Recorded data
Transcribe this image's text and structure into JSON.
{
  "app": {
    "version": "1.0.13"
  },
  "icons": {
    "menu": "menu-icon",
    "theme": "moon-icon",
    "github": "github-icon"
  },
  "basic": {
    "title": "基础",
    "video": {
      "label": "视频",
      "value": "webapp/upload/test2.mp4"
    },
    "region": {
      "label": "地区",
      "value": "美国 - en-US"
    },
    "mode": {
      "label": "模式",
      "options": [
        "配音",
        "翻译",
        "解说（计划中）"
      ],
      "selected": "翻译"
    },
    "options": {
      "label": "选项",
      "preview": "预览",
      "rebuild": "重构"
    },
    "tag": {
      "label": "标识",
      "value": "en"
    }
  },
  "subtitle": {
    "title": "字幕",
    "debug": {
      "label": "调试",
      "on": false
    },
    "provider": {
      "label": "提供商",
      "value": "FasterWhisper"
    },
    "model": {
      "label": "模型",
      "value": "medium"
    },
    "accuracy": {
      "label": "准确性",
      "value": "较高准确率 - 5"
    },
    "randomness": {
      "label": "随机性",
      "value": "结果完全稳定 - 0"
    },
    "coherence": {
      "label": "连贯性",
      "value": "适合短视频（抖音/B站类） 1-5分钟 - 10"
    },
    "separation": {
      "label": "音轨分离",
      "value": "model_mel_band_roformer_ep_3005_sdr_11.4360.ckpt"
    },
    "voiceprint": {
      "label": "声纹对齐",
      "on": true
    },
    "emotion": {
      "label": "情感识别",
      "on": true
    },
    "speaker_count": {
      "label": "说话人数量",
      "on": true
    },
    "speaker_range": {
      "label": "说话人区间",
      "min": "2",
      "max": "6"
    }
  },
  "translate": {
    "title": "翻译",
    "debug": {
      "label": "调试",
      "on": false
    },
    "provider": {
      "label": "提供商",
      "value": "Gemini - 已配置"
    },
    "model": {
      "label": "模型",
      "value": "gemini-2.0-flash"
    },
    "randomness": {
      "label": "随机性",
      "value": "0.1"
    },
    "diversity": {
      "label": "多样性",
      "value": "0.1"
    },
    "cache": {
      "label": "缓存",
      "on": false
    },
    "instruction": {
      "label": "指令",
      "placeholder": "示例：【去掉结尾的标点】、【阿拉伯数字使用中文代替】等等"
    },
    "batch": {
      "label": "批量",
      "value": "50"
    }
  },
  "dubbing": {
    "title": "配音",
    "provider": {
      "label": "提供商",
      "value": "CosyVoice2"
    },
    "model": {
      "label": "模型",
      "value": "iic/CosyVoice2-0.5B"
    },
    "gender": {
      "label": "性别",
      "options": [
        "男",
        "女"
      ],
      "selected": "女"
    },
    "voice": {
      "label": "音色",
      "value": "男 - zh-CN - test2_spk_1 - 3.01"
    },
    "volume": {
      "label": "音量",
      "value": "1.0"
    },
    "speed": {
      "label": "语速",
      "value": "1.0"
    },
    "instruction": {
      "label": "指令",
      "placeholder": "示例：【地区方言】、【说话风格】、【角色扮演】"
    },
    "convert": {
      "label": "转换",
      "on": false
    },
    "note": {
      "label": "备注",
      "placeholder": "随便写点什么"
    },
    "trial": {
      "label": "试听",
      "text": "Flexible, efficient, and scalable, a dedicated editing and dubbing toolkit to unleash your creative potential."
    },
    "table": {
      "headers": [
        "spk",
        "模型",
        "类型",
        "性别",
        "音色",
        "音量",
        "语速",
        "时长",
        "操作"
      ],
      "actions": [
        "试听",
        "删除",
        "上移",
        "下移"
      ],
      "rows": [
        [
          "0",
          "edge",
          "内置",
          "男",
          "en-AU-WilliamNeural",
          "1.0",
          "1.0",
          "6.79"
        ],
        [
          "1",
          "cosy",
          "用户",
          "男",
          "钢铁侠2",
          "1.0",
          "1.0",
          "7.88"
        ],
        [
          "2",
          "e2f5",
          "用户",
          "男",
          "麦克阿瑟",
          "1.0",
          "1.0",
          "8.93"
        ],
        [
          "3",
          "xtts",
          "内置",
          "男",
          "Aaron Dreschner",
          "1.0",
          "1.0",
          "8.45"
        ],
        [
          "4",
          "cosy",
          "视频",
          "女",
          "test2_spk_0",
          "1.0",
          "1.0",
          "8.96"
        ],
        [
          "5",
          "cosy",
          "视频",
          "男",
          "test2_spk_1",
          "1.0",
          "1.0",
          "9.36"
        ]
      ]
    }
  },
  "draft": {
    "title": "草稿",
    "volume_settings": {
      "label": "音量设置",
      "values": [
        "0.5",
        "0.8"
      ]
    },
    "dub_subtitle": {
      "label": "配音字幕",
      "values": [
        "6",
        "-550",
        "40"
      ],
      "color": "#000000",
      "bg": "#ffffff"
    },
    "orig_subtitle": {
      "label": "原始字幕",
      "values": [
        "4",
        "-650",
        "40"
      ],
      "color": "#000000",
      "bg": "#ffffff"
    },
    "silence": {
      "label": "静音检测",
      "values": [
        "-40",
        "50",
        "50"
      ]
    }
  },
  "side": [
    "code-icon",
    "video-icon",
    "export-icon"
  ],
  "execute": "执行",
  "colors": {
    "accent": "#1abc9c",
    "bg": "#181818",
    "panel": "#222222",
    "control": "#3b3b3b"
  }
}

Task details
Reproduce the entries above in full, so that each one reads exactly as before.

Exercise solution
Transcribe this image's text and structure into JSON.
{
  "app": {
    "version": "1.0.13"
  },
  "icons": {
    "menu": "menu-icon",
    "theme": "moon-icon",
    "github": "github-icon"
  },
  "basic": {
    "title": "基础",
    "video": {
      "label": "视频",
      "value": "webapp/upload/test2.mp4"
    },
    "region": {
      "label": "地区",
      "value": "美国 - en-US"
    },
    "mode": {
      "label": "模式",
      "options": [
        "配音",
        "翻译",
        "解说（计划中）"
      ],
      "selected": "翻译"
    },
    "options": {
      "label": "选项",
      "preview": "预览",
      "rebuild": "重构"
    },
    "tag": {
      "label": "标识",
      "value": "en"
    }
  },
  "subtitle": {
    "title": "字幕",
    "debug": {
      "label": "调试",
      "on": false
    },
    "provider": {
      "label": "提供商",
      "value": "FasterWhisper"
    },
    "model": {
      "label": "模型",
      "value": "medium"
    },
    "accuracy": {
      "label": "准确性",
      "value": "较高准确率 - 5"
    },
    "randomness": {
      "label": "随机性",
      "value": "结果完全稳定 - 0"
    },
    "coherence": {
      "label": "连贯性",
      "value": "适合短视频（抖音/B站类） 1-5分钟 - 10"
    },
    "separation": {
      "label": "音轨分离",
      "value": "model_mel_band_roformer_ep_3005_sdr_11.4360.ckpt"
    },
    "voiceprint": {
      "label": "声纹对齐",
      "on": true
    },
    "emotion": {
      "label": "情感识别",
      "on": true
    },
    "speaker_count": {
      "label": "说话人数量",
      "on": true
    },
    "speaker_range": {
      "label": "说话人区间",
      "min": "2",
      "max": "6"
    }
  },
  "translate": {
    "title": "翻译",
    "debug": {
      "label": "调试",
      "on": false
    },
    "provider": {
      "label": "提供商",
      "value": "Gemini - 已配置"
    },
    "model": {
      "label": "模型",
      "value": "gemini-2.0-flash"
    },
    "randomness": {
      "label": "随机性",
      "value": "0.1"
    },
    "diversity": {
      "label": "多样性",
      "value": "0.1"
    },
    "cache": {
      "label": "缓存",
      "on": false
    },
    "instruction": {
      "label": "指令",
      "placeholder": "示例：【去掉结尾的标点】、【阿拉伯数字使用中文代替】等等"
    },
    "batch": {
      "label": "批量",
      "value": "50"
    }
  },
  "dubbing": {
    "title": "配音",
    "provider": {
      "label": "提供商",
      "value": "CosyVoice2"
    },
    "model": {
      "label": "模型",
      "value": "iic/CosyVoice2-0.5B"
    },
    "gender": {
      "label": "性别",
      "options": [
        "男",
        "女"
      ],
      "selected": "女"
    },
    "voice": {
      "label": "音色",
      "value": "男 - zh-CN - test2_spk_1 - 3.01"
    },
    "volume": {
      "label": "音量",
      "value": "1.0"
    },
    "speed": {
      "label": "语速",
      "value": "1.0"
    },
    "instruction": {
      "label": "指令",
      "placeholder": "示例：【地区方言】、【说话风格】、【角色扮演】"
    },
    "convert": {
      "label": "转换",
      "on": false
    },
    "note": {
      "label": "备注",
      "placeholder": "随便写点什么"
    },
    "trial": {
      "label": "试听",
      "text": "Flexible, efficient, and scalable, a dedicated editing and dubbing toolkit to unleash your creative potential."
    },
    "table": {
      "headers": [
        "spk",
        "模型",
        "类型",
        "性别",
        "音色",
        "音量",
        "语速",
        "时长",
        "操作"
      ],
      "actions": [
        "试听",
        "删除",
        "上移",
        "下移"
      ],
      "rows": [
        [
          "0",
          "edge",
          "内置",
          "男",
          "en-AU-WilliamNeural",
          "1.0",
          "1.0",
          "6.79"
        ],
        [
          "1",
          "cosy",
          "用户",
          "男",
          "钢铁侠2",
          "1.0",
          "1.0",
          "7.88"
        ],
        [
          "2",
          "e2f5",
          "用户",
          "男",
          "麦克阿瑟",
          "1.0",
          "1.0",
          "8.93"
        ],
        [
          "3",
          "xtts",
          "内置",
          "男",
          "Aaron Dreschner",
          "1.0",
          "1.0",
          "8.45"
        ],
        [
          "4",
          "cosy",
          "视频",
          "女",
          "test2_spk_0",
          "1.0",
          "1.0",
          "8.96"
        ],
        [
          "5",
          "cosy",
          "视频",
          "男",
          "test2_spk_1",
          "1.0",
          "1.0",
          "9.36"
        ]
      ]
    }
  },
  "draft": {
    "title": "草稿",
    "volume_settings": {
      "label": "音量设置",
      "values": [
        "0.5",
        "0.8"
      ]
    },
    "dub_subtitle": {
      "label": "配音字幕",
      "values": [
        "6",
        "-550",
        "40"
      ],
      "color": "#000000",
      "bg": "#ffffff"
    },
    "orig_subtitle": {
      "label": "原始字幕",
      "values": [
        "4",
        "-650",
        "40"
      ],
      "color": "#000000",
      "bg": "#ffffff"
    },
    "silence": {
      "label": "静音检测",
      "values": [
        "-40",
        "50",
        "50"
      ]
    }
  },
  "side": [
    "code-icon",
    "video-icon",
    "export-icon"
  ],
  "execute": "执行",
  "colors": {
    "accent": "#1abc9c",
    "bg": "#181818",
    "panel": "#222222",
    "control": "#3b3b3b"
  }
}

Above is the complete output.